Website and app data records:
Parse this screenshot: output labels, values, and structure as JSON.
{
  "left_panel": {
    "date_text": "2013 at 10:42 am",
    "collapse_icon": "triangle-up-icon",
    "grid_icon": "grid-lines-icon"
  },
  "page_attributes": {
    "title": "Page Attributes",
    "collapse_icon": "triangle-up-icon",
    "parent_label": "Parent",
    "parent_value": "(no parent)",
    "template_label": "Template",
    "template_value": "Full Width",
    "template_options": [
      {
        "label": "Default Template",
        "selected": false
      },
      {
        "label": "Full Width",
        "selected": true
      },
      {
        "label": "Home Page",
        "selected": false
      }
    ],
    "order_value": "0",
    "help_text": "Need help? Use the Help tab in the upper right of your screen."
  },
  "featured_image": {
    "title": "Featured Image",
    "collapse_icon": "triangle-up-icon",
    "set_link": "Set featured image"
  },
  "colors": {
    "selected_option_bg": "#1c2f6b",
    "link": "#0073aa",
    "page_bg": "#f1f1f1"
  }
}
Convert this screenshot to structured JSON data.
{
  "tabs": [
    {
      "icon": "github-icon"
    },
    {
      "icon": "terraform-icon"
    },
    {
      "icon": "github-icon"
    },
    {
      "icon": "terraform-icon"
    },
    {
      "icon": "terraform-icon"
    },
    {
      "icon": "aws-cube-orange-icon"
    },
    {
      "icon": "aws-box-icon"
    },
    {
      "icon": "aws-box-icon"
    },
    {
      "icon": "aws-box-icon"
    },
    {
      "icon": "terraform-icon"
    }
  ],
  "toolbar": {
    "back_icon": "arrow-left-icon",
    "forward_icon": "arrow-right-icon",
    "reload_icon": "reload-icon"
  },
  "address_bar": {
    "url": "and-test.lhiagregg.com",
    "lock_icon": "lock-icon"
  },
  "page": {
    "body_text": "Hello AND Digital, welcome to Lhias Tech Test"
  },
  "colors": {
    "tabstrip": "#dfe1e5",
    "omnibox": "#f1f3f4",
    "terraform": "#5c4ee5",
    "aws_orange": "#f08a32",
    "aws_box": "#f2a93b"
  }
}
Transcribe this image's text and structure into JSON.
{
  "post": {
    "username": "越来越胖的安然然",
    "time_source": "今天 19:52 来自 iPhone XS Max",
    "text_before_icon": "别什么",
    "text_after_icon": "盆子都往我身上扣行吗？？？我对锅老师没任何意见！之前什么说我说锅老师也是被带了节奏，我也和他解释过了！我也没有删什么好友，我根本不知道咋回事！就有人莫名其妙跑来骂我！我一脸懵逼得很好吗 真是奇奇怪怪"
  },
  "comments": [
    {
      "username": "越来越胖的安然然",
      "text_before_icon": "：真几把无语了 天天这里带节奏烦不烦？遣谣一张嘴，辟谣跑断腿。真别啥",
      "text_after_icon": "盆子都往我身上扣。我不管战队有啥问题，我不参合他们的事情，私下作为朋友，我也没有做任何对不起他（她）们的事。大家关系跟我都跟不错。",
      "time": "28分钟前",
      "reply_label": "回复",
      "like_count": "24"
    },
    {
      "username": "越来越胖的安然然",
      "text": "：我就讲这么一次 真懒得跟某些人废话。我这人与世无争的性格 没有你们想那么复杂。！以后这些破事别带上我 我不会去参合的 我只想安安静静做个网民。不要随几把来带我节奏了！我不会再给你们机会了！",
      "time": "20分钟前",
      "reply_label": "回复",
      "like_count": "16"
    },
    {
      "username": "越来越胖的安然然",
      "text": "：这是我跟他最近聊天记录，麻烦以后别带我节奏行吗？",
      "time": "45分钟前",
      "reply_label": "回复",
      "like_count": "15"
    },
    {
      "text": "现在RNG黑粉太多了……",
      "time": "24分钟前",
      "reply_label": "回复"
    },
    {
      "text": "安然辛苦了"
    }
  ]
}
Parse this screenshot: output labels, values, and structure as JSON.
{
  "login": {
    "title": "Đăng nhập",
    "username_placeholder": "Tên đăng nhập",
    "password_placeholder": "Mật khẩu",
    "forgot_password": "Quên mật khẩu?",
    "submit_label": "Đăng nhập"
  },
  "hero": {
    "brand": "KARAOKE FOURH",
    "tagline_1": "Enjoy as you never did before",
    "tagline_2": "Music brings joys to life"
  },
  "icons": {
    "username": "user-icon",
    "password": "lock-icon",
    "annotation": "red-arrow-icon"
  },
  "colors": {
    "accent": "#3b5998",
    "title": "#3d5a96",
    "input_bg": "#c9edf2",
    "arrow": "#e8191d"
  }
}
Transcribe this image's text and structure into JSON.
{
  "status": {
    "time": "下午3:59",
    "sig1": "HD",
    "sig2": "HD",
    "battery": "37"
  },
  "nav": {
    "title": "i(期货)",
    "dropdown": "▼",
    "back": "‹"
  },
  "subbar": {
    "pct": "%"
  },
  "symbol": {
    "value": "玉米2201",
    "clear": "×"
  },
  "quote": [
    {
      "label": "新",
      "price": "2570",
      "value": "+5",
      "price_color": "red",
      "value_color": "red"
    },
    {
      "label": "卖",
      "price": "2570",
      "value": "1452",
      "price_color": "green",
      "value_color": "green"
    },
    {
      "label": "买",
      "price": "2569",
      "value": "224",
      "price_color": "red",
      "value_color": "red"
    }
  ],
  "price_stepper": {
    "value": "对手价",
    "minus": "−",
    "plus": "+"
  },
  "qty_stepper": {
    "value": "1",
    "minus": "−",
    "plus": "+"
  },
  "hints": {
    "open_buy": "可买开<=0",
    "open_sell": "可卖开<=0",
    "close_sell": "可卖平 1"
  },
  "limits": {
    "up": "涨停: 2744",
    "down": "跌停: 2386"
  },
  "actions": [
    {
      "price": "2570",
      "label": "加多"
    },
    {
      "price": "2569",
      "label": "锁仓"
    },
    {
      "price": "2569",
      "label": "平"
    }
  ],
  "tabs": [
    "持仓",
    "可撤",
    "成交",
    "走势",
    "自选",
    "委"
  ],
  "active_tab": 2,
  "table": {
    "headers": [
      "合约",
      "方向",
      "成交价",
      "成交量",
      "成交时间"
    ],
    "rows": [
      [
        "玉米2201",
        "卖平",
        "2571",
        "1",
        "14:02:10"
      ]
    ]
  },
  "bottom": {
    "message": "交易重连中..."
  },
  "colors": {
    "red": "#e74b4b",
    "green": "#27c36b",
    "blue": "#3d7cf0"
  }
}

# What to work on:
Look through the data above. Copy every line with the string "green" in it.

# Answer to this task:
      "price_color": "green",
      "value_color": "green"
    "green": "#27c36b",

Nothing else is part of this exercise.